Ramatam’s 1972 debut album first caught my eye from an early 70’s Atlantic Records insert. The almost modern simplicity of the cover (red, white, and blue text over black background) stood out to me, mainly as I’d never heard of the band, but also because I thought the all-caps boldness of the art demanded some exploring. I filed that image away and went on about my day, which turned into a few months, then finally to little over a year where I (just recently) found a copy for a cool $4.98 at my local b&m (brick and mortar). This, their first album (of two) contained some heavy, early 70’s names (Mitch Mitchell, drums, having spent time with The Jimi Hendrix Experience, and Mike Pinera, guitar and vocals, from Blues Image). It’s sad that Ramatam’s stint only spanned two albums over two years (1972-1973), but with such a small discography, they’re certainly worth checking out.
In 1972, Fantasy Records released an 8-track comp album of Creedence Clearwater Revival’s most beloved radio classics titled, Creedence Gold. Born on the Bayou, The Midnight Special, Bad Moon Rising, I Heard it Through the Grapevine, Proud Mary, etc. The die-cut cover offers band member profiles in an interesting “gotcha” marketing ploy. It worked on me, and for close to $2, it should work on you as well! Keep an eye out for Gold. It’s out there.
Machine Head, or Caput Machina in Latin, was recorded, wait, let me go get the record… “was written and recorded in Montreux, Switzerland, between 6th and 21st December 1971.” Though Smoke on the Water (side 2, track 1) is ranked 434 of 500 on Rolling Stone magazine’s coveted The 500 Greatest Songs of All Time, it would never chart higher than 2 (Canadian RPM Top Singles), and wouldn’t even chart in its native land (UK Singles (Official Charts Company) until 1977 (thank you Smoke on the Water wiki page). It just goes to show you, that charts are shit, and one must only follow one’s instincts.
An acoustic guitar on the solemn steps of some mysterious, ancient archway… nicely done, Mr. Morrison. My knowledge of this 1972 masterpiece, Van Morrison’s Saint Dominic’s Preview, is in desperate need of necessary, sponge-like absorbance. It’s been years since I’ve discovered this collection of hits, but I’m far from “knowing” it. All in due time.
Pitched as the introduction to the great decline, Everybody’s in Show Biz is actually a thoroughly enjoyable album, and as a bonus, and entire live record recording during the Muswell Hillbillies tour only adds to this album’s historical greatness! Face to Face through Muswell Hillbillies era Everybody’s in Show Biz is certainly not, but it’s still damn good Kinky ear candy.
I knew absolutely nothing about this album when I purchased it (for $0.33.3) on Black Friday, but with a promising cover and an illustrious title like, Reminiscing with the Moms and Dads, the unknown was something certainly well deserving of the nominal asking price.
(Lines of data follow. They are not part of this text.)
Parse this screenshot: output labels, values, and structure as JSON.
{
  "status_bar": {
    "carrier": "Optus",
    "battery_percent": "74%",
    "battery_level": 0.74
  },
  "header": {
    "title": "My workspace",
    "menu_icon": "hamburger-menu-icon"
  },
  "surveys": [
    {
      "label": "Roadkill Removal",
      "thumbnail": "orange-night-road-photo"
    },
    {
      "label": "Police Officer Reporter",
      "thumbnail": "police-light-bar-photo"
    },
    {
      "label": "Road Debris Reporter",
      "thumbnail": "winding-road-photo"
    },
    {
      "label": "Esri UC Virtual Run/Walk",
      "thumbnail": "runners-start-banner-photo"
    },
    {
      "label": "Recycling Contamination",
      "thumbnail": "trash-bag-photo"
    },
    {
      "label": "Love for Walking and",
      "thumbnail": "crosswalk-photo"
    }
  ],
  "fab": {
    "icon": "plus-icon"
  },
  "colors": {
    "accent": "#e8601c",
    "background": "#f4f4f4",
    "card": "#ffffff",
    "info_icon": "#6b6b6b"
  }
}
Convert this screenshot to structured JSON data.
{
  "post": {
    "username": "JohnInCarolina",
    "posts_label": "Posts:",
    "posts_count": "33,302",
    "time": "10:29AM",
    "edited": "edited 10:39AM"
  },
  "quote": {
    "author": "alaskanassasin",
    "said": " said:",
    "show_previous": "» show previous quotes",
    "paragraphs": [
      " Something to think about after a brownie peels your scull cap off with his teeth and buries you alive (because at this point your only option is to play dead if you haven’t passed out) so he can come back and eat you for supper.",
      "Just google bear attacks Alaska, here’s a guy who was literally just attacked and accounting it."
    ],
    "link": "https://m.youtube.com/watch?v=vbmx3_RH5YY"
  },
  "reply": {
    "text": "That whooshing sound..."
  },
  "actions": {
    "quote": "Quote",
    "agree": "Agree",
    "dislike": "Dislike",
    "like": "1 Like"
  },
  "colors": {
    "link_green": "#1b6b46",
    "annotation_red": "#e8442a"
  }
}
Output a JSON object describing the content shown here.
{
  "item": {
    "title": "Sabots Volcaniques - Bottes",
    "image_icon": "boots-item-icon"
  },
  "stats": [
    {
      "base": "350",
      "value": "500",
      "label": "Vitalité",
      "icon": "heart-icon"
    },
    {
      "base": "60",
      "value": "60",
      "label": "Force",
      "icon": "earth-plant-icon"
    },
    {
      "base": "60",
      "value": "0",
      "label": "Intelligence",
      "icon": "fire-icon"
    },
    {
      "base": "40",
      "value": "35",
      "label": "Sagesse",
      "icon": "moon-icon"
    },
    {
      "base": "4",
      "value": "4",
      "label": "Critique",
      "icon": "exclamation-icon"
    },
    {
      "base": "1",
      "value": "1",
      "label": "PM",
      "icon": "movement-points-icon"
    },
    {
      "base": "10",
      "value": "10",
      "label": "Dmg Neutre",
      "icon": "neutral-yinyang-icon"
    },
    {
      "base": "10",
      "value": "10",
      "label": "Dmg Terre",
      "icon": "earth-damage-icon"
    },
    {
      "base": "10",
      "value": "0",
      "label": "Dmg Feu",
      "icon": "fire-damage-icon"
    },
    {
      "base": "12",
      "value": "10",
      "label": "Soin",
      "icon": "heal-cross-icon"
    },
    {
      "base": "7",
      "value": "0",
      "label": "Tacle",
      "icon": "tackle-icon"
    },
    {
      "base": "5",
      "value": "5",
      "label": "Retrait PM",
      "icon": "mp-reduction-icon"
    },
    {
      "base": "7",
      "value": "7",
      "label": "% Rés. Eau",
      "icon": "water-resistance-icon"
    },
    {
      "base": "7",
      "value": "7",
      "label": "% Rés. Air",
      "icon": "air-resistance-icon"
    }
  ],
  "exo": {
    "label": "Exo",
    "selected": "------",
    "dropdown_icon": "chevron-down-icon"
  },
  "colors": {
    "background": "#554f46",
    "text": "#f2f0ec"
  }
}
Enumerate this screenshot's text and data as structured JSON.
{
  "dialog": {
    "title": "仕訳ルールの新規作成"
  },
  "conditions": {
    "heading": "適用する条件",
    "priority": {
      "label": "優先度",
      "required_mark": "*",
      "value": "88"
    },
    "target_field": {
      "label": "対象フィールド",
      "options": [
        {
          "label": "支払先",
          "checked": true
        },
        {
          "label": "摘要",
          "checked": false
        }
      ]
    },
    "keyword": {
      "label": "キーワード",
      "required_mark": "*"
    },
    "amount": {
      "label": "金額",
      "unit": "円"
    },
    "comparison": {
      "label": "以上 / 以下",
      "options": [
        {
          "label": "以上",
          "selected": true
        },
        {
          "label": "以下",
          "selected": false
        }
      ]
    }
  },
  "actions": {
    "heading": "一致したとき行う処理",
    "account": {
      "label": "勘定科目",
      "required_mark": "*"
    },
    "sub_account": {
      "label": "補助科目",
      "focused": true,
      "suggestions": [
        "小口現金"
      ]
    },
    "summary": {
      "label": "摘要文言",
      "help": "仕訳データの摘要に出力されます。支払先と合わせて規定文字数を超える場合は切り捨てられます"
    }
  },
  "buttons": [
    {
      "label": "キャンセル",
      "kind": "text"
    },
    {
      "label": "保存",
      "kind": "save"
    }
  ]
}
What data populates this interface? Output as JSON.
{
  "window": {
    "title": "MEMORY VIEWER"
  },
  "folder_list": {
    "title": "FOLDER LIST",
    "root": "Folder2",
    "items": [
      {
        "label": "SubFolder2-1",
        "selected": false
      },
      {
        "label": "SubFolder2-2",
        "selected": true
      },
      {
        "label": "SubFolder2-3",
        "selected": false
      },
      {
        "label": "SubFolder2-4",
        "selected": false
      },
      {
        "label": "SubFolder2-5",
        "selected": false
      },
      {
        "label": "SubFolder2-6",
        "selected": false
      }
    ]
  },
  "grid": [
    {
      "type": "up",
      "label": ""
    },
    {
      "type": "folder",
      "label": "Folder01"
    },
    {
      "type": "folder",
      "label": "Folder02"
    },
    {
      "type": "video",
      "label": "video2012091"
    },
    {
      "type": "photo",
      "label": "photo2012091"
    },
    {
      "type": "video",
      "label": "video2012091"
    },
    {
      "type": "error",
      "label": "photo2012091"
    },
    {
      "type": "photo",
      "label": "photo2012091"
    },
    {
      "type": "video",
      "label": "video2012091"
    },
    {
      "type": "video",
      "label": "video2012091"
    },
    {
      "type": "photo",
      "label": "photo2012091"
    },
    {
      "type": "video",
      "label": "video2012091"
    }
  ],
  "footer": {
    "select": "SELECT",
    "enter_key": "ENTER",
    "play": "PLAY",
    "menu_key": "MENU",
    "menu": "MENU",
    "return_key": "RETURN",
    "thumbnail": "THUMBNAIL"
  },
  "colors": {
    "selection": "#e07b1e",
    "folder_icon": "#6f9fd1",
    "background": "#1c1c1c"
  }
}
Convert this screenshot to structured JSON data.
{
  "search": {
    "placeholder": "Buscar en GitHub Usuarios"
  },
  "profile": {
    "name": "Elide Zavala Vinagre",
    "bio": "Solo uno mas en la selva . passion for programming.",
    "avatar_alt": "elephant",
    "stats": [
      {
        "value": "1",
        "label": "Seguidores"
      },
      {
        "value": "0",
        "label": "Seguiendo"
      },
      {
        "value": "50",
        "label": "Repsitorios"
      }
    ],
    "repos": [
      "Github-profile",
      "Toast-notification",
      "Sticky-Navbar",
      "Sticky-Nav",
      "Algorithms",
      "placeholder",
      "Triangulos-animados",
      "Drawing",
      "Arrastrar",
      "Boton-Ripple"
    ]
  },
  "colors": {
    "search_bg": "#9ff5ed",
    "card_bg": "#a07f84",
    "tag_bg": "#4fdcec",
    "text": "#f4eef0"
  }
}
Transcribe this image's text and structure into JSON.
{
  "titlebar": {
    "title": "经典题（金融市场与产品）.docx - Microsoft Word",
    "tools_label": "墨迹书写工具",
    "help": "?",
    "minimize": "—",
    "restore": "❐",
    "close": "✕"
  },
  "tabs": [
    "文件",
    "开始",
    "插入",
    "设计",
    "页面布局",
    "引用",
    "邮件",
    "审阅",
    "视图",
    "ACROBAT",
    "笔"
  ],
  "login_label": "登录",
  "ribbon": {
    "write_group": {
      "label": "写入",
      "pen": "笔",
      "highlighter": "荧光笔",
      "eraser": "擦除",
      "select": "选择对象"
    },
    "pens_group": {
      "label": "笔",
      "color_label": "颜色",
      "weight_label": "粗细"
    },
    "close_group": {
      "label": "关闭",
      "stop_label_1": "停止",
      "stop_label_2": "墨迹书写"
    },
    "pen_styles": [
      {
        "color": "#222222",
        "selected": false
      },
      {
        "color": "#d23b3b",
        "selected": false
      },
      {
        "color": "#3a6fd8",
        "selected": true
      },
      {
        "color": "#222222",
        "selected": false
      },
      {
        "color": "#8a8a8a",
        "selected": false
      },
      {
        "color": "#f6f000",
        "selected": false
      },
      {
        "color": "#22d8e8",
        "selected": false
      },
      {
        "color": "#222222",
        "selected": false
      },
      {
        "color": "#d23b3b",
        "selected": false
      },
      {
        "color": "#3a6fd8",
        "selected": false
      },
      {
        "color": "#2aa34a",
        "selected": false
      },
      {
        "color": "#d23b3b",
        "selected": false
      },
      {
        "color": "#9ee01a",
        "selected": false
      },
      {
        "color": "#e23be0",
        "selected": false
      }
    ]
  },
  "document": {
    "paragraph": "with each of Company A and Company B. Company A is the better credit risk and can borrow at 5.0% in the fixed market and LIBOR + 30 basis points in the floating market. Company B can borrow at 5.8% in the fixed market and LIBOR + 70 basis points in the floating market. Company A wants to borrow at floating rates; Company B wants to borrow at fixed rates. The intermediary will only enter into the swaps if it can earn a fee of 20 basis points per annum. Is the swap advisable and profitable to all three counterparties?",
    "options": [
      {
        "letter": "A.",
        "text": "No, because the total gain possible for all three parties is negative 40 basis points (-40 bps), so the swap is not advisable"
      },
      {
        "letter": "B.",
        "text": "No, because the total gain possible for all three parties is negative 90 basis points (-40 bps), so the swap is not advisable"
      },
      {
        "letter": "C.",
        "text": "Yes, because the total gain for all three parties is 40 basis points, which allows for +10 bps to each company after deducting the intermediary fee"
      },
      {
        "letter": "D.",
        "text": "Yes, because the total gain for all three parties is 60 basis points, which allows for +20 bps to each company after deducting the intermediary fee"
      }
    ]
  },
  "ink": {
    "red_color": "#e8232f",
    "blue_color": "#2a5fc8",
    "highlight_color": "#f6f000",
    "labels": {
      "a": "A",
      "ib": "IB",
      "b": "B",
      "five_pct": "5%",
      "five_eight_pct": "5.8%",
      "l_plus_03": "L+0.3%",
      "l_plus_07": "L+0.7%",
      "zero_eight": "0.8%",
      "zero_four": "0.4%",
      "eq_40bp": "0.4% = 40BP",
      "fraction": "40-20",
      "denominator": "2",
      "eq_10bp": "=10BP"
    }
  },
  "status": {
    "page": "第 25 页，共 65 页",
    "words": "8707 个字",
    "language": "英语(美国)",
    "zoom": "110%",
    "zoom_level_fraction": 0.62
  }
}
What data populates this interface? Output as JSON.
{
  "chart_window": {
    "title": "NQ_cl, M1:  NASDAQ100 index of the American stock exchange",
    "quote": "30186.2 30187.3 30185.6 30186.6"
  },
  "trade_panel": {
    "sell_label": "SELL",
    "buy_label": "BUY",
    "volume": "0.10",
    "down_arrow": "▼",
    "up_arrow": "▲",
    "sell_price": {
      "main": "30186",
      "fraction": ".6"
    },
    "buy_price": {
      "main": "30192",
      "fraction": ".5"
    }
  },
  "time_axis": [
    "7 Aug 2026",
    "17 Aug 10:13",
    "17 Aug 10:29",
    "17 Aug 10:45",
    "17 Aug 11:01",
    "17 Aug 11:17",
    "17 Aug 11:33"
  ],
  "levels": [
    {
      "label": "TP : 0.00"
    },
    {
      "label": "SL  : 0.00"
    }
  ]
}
Still sealed, this 43-year-old virgin gets her first spin tonight. I’m both apprehensive, and completely terrified of the results…
So, as far as I’m concerned, Amoeba Hollywood, and the collective employees with which they frequent, can kiss my collecting arse! I got burned on a $30 Dark Side… picture disc a few years back, and I got burned today on a Van Morrison 8-track that does exactly one thing correctly… not fucking work. Their overpriced population has taken its toll, and I for one am over their rhetoric.